Exercise prompt: Without the pictures, reproduce the entries below exactly.
====== Information provided
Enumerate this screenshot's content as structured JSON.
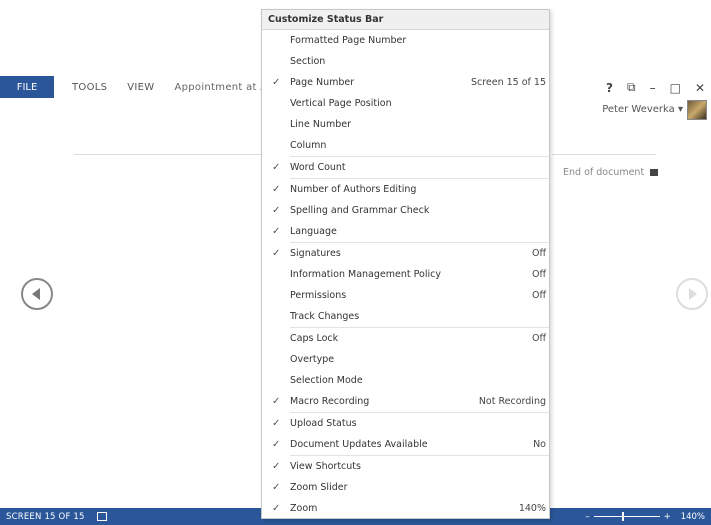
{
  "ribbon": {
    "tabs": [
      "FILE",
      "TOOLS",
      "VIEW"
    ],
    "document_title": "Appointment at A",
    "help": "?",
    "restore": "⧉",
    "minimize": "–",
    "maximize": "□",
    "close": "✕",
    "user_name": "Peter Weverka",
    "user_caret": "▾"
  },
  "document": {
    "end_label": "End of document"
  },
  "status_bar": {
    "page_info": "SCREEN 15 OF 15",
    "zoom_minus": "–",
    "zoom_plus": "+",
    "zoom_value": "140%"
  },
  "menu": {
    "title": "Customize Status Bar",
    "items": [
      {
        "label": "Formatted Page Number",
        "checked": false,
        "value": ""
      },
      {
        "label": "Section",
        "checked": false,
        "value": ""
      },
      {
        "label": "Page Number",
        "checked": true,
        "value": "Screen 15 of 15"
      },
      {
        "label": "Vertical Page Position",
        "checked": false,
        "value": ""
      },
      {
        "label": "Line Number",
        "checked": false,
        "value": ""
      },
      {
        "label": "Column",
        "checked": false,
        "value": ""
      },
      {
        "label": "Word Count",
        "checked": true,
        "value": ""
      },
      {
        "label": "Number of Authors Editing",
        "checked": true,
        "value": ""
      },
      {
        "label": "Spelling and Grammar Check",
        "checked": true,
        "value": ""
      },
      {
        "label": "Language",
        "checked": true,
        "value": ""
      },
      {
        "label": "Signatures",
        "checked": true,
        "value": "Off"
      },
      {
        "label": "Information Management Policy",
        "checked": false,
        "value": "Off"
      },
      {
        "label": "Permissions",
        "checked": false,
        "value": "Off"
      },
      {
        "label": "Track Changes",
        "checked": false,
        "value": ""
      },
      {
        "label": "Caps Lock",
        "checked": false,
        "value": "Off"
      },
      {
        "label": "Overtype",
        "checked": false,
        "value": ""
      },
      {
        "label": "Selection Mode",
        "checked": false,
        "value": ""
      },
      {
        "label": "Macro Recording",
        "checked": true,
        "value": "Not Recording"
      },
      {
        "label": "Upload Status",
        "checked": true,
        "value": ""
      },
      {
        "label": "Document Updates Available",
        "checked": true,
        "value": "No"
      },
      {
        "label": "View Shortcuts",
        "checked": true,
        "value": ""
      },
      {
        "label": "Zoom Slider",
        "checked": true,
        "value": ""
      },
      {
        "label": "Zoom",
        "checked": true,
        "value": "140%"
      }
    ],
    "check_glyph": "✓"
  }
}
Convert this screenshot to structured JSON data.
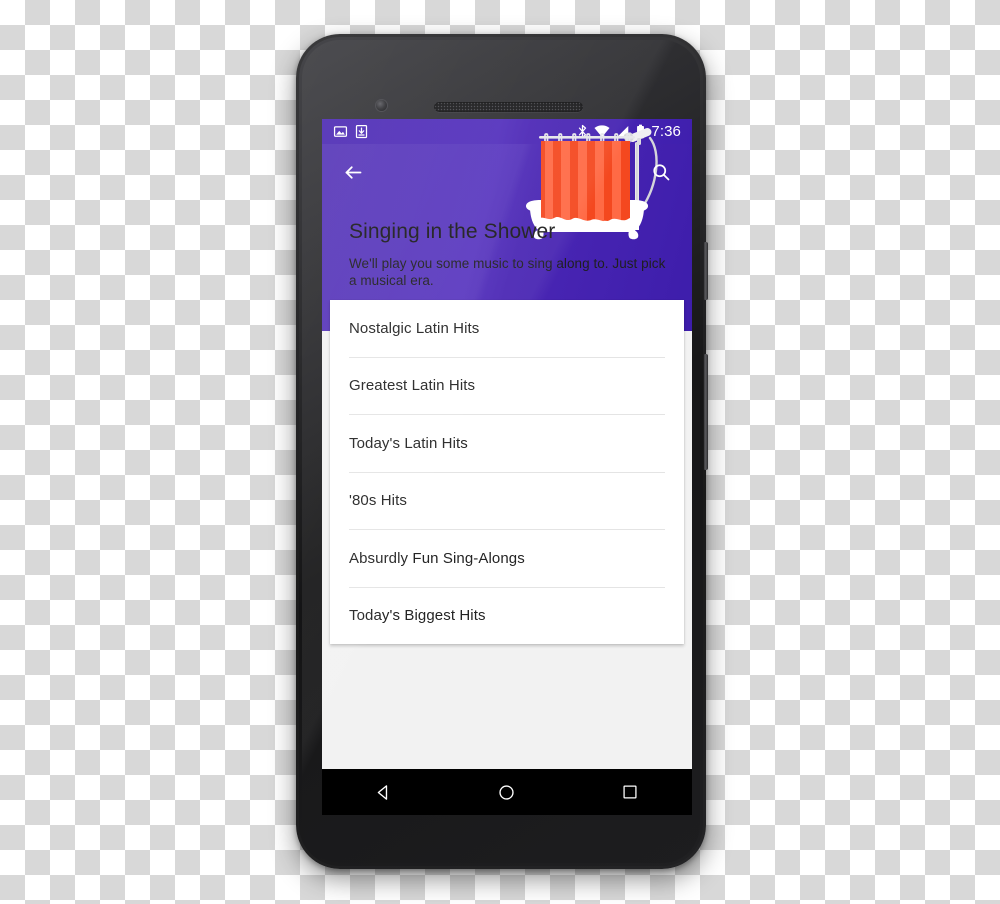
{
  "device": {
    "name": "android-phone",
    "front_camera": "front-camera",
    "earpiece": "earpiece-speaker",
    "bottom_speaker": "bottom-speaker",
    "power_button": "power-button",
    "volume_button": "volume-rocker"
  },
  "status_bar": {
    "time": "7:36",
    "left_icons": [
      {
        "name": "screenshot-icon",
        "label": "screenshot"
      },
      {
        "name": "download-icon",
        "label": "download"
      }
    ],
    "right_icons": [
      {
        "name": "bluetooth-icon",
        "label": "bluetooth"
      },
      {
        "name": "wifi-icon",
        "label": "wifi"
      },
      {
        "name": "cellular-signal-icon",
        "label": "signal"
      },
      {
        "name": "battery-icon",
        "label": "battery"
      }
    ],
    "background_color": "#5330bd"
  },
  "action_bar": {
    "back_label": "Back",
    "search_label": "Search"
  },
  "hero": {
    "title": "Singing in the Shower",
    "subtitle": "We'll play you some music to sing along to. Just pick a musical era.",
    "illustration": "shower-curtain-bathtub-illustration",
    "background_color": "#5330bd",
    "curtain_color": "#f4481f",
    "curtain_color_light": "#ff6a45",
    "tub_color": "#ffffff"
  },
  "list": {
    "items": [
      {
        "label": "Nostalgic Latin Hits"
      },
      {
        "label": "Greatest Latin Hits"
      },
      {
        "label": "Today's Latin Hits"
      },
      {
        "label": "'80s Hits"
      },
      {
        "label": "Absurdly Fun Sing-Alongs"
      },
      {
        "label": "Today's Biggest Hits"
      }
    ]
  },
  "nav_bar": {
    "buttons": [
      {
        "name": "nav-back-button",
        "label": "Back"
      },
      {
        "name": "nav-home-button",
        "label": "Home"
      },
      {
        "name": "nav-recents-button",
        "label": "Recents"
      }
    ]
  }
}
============
Exercise solution:
Enumerate this screenshot's content as structured JSON.
{
  "ribbon": {
    "tabs": [
      "FILE",
      "TOOLS",
      "VIEW"
    ],
    "document_title": "Appointment at A",
    "help": "?",
    "restore": "⧉",
    "minimize": "–",
    "maximize": "□",
    "close": "✕",
    "user_name": "Peter Weverka",
    "user_caret": "▾"
  },
  "document": {
    "end_label": "End of document"
  },
  "status_bar": {
    "page_info": "SCREEN 15 OF 15",
    "zoom_minus": "–",
    "zoom_plus": "+",
    "zoom_value": "140%"
  },
  "menu": {
    "title": "Customize Status Bar",
    "items": [
      {
        "label": "Formatted Page Number",
        "checked": false,
        "value": ""
      },
      {
        "label": "Section",
        "checked": false,
        "value": ""
      },
      {
        "label": "Page Number",
        "checked": true,
        "value": "Screen 15 of 15"
      },
      {
        "label": "Vertical Page Position",
        "checked": false,
        "value": ""
      },
      {
        "label": "Line Number",
        "checked": false,
        "value": ""
      },
      {
        "label": "Column",
        "checked": false,
        "value": ""
      },
      {
        "label": "Word Count",
        "checked": true,
        "value": ""
      },
      {
        "label": "Number of Authors Editing",
        "checked": true,
        "value": ""
      },
      {
        "label": "Spelling and Grammar Check",
        "checked": true,
        "value": ""
      },
      {
        "label": "Language",
        "checked": true,
        "value": ""
      },
      {
        "label": "Signatures",
        "checked": true,
        "value": "Off"
      },
      {
        "label": "Information Management Policy",
        "checked": false,
        "value": "Off"
      },
      {
        "label": "Permissions",
        "checked": false,
        "value": "Off"
      },
      {
        "label": "Track Changes",
        "checked": false,
        "value": ""
      },
      {
        "label": "Caps Lock",
        "checked": false,
        "value": "Off"
      },
      {
        "label": "Overtype",
        "checked": false,
        "value": ""
      },
      {
        "label": "Selection Mode",
        "checked": false,
        "value": ""
      },
      {
        "label": "Macro Recording",
        "checked": true,
        "value": "Not Recording"
      },
      {
        "label": "Upload Status",
        "checked": true,
        "value": ""
      },
      {
        "label": "Document Updates Available",
        "checked": true,
        "value": "No"
      },
      {
        "label": "View Shortcuts",
        "checked": true,
        "value": ""
      },
      {
        "label": "Zoom Slider",
        "checked": true,
        "value": ""
      },
      {
        "label": "Zoom",
        "checked": true,
        "value": "140%"
      }
    ],
    "check_glyph": "✓"
  }
}
Convert this screenshot to structured JSON data.
{
  "device": {
    "name": "android-phone",
    "front_camera": "front-camera",
    "earpiece": "earpiece-speaker",
    "bottom_speaker": "bottom-speaker",
    "power_button": "power-button",
    "volume_button": "volume-rocker"
  },
  "status_bar": {
    "time": "7:36",
    "left_icons": [
      {
        "name": "screenshot-icon",
        "label": "screenshot"
      },
      {
        "name": "download-icon",
        "label": "download"
      }
    ],
    "right_icons": [
      {
        "name": "bluetooth-icon",
        "label": "bluetooth"
      },
      {
        "name": "wifi-icon",
        "label": "wifi"
      },
      {
        "name": "cellular-signal-icon",
        "label": "signal"
      },
      {
        "name": "battery-icon",
        "label": "battery"
      }
    ],
    "background_color": "#5330bd"
  },
  "action_bar": {
    "back_label": "Back",
    "search_label": "Search"
  },
  "hero": {
    "title": "Singing in the Shower",
    "subtitle": "We'll play you some music to sing along to. Just pick a musical era.",
    "illustration": "shower-curtain-bathtub-illustration",
    "background_color": "#5330bd",
    "curtain_color": "#f4481f",
    "curtain_color_light": "#ff6a45",
    "tub_color": "#ffffff"
  },
  "list": {
    "items": [
      {
        "label": "Nostalgic Latin Hits"
      },
      {
        "label": "Greatest Latin Hits"
      },
      {
        "label": "Today's Latin Hits"
      },
      {
        "label": "'80s Hits"
      },
      {
        "label": "Absurdly Fun Sing-Alongs"
      },
      {
        "label": "Today's Biggest Hits"
      }
    ]
  },
  "nav_bar": {
    "buttons": [
      {
        "name": "nav-back-button",
        "label": "Back"
      },
      {
        "name": "nav-home-button",
        "label": "Home"
      },
      {
        "name": "nav-recents-button",
        "label": "Recents"
      }
    ]
  }
}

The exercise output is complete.